REQUIREMENT
Copy each line of the records below that has "title" in it.
··· DATA FOR THE TASK ···
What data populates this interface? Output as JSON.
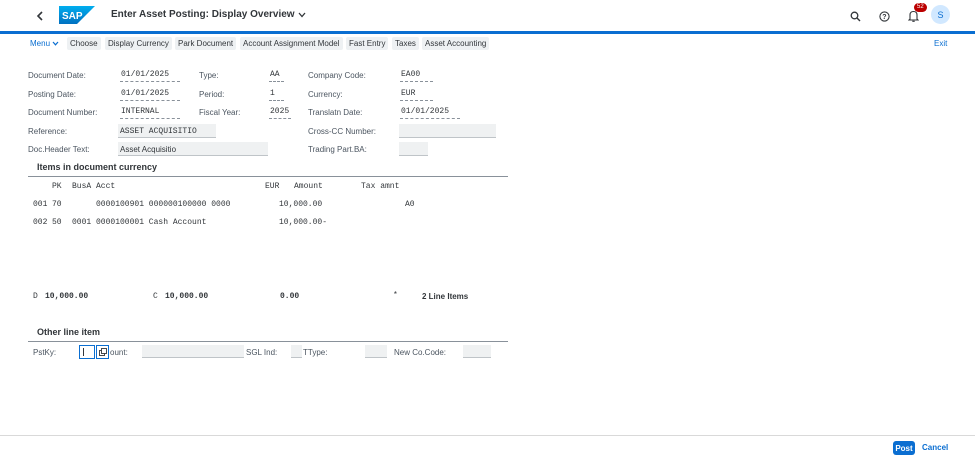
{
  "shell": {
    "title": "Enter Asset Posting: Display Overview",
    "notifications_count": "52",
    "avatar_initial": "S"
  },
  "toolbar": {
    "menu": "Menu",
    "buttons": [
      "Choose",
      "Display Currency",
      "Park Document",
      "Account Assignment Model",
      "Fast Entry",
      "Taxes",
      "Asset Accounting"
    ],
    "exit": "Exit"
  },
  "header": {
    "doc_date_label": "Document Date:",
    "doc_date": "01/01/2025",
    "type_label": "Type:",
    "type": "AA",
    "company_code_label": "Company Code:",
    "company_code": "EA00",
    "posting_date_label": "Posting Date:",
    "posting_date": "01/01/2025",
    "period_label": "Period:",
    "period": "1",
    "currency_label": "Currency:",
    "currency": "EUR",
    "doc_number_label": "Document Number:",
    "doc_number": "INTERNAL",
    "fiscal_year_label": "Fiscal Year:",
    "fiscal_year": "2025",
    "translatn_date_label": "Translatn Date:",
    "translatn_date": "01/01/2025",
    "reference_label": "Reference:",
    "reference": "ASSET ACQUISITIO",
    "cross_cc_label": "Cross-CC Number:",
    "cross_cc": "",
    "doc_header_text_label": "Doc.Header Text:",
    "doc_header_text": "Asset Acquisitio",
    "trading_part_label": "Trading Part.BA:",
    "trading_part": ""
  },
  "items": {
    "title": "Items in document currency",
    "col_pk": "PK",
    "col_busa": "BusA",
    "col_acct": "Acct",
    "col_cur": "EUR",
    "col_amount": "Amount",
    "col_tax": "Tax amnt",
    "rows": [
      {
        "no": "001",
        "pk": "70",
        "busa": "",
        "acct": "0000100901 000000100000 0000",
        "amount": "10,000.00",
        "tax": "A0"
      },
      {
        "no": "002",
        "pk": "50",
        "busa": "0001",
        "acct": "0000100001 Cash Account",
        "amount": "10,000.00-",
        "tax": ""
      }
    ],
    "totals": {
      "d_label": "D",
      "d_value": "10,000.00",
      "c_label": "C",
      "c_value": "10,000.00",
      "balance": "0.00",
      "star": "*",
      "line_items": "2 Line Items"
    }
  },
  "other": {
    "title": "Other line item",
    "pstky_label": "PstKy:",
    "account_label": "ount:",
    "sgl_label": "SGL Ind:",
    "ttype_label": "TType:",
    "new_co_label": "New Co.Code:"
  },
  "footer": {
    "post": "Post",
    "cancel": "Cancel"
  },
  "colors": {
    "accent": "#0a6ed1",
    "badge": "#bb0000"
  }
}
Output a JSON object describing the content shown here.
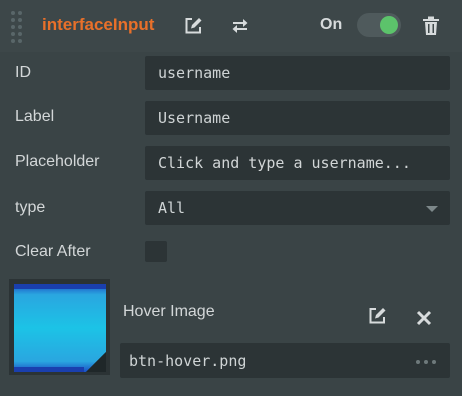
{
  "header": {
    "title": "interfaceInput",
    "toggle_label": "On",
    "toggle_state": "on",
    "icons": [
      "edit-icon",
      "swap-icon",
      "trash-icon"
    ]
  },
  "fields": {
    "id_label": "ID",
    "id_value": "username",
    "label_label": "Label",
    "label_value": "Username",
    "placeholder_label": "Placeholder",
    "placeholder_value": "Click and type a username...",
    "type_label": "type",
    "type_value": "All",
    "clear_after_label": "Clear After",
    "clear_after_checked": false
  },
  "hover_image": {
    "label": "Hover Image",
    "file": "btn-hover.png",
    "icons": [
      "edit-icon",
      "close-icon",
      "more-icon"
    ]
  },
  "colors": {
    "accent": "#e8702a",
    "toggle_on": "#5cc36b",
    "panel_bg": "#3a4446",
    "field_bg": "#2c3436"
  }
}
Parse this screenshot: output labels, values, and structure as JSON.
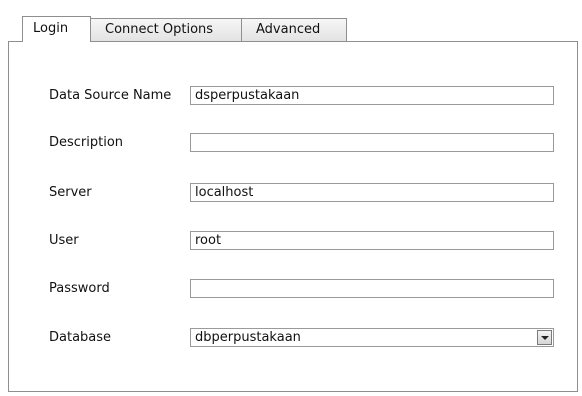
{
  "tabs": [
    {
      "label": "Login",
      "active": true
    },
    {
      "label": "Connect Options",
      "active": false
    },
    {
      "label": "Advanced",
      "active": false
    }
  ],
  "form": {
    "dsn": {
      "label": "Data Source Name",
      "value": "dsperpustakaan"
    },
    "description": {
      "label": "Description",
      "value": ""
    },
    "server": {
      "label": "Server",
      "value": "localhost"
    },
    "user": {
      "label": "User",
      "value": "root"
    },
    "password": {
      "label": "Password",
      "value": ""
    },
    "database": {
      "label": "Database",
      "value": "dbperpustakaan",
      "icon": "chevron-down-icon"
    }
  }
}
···
THE ANSWER
    "title": "Enter Asset Posting: Display Overview",
    "title": "Items in document currency",
    "title": "Other line item",
    "title": "interfaceInput",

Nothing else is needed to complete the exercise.